#### [AIM OF THE EXERCISE]
In the material below, the lines containing the word "text" are required; copy each of them.

========

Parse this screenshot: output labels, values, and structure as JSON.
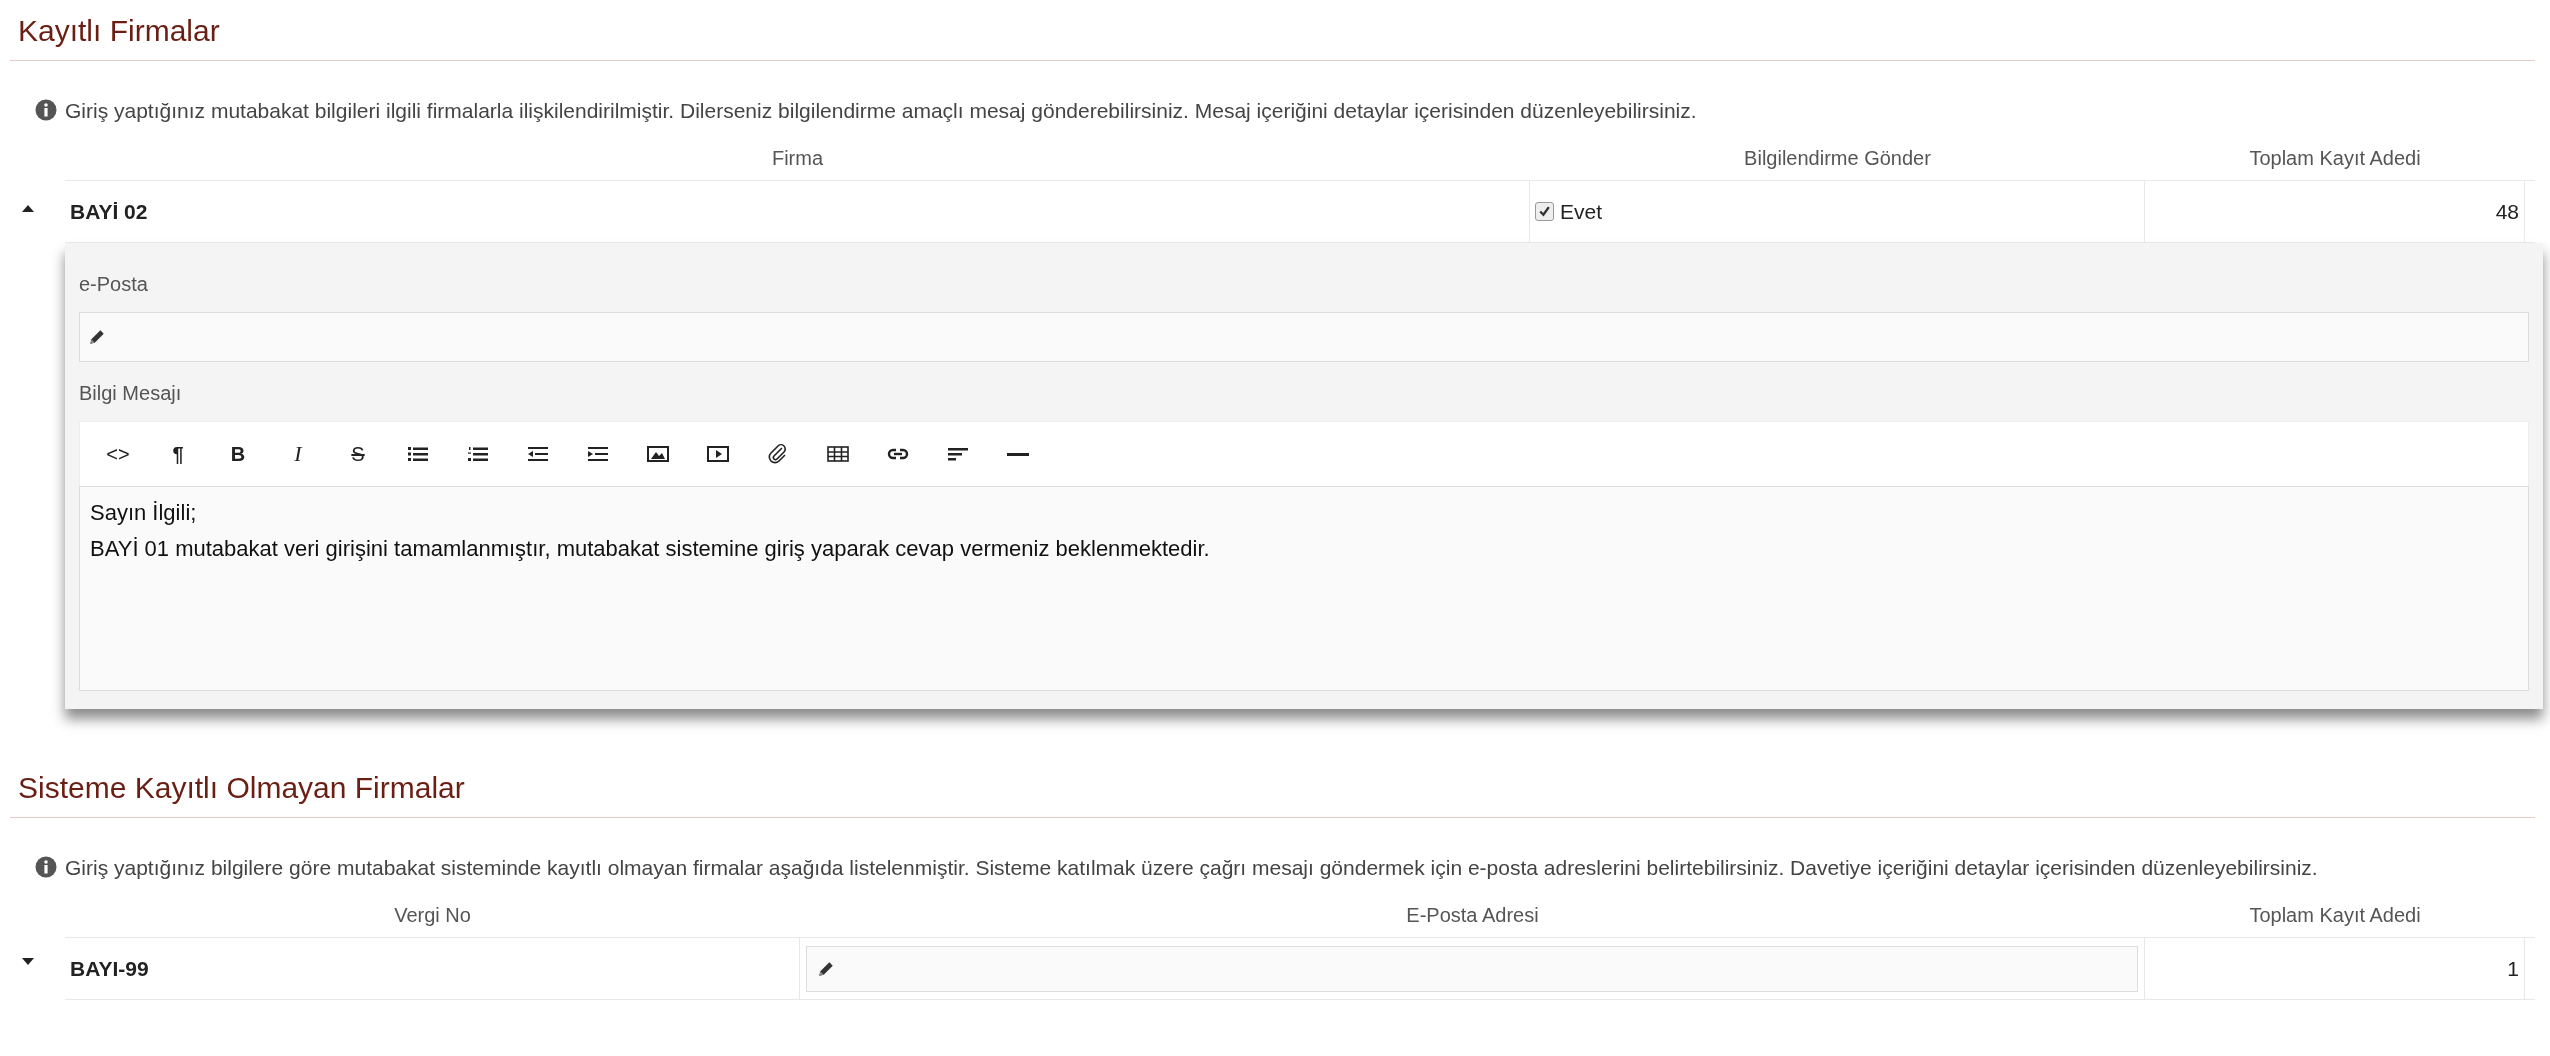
{
  "sections": [
    {
      "title": "Kayıtlı Firmalar",
      "info": "Giriş yaptığınız mutabakat bilgileri ilgili firmalarla ilişkilendirilmiştir. Dilerseniz bilgilendirme amaçlı mesaj gönderebilirsiniz. Mesaj içeriğini detaylar içerisinden düzenleyebilirsiniz.",
      "columns": [
        "Firma",
        "Bilgilendirme Gönder",
        "Toplam Kayıt Adedi"
      ],
      "rows": [
        {
          "expanded": true,
          "cells": [
            {
              "kind": "text",
              "text": "BAYİ 02"
            },
            {
              "kind": "checkbox",
              "checked": true,
              "label": "Evet"
            },
            {
              "kind": "number",
              "text": "48"
            }
          ],
          "detail": {
            "email_label": "e-Posta",
            "message_label": "Bilgi Mesajı",
            "toolbar": [
              {
                "kind": "code",
                "label": "<>"
              },
              {
                "kind": "glyph",
                "label": "¶"
              },
              {
                "kind": "bold",
                "label": "B"
              },
              {
                "kind": "italic",
                "label": "I"
              },
              {
                "kind": "strike",
                "label": "S"
              },
              {
                "kind": "bullets"
              },
              {
                "kind": "numbers"
              },
              {
                "kind": "outdent"
              },
              {
                "kind": "indent"
              },
              {
                "kind": "image"
              },
              {
                "kind": "video"
              },
              {
                "kind": "attach"
              },
              {
                "kind": "table"
              },
              {
                "kind": "link"
              },
              {
                "kind": "align"
              },
              {
                "kind": "rule"
              }
            ],
            "message": [
              "Sayın İlgili;",
              "BAYİ 01 mutabakat veri girişini tamamlanmıştır, mutabakat sistemine giriş yaparak cevap vermeniz beklenmektedir."
            ]
          }
        }
      ]
    },
    {
      "title": "Sisteme Kayıtlı Olmayan Firmalar",
      "info": "Giriş yaptığınız bilgilere göre mutabakat sisteminde kayıtlı olmayan firmalar aşağıda listelenmiştir. Sisteme katılmak üzere çağrı mesajı göndermek için e-posta adreslerini belirtebilirsiniz. Davetiye içeriğini detaylar içerisinden düzenleyebilirsiniz.",
      "columns": [
        "Vergi No",
        "E-Posta Adresi",
        "Toplam Kayıt Adedi"
      ],
      "rows": [
        {
          "expanded": false,
          "cells": [
            {
              "kind": "text",
              "text": "BAYI-99"
            },
            {
              "kind": "input"
            },
            {
              "kind": "number",
              "text": "1"
            }
          ]
        }
      ]
    }
  ]
}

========

#### [THE COMPLETED TASK]
              "kind": "text",
              "text": "BAYİ 02"
              "text": "48"
              "kind": "text",
              "text": "BAYI-99"
              "text": "1"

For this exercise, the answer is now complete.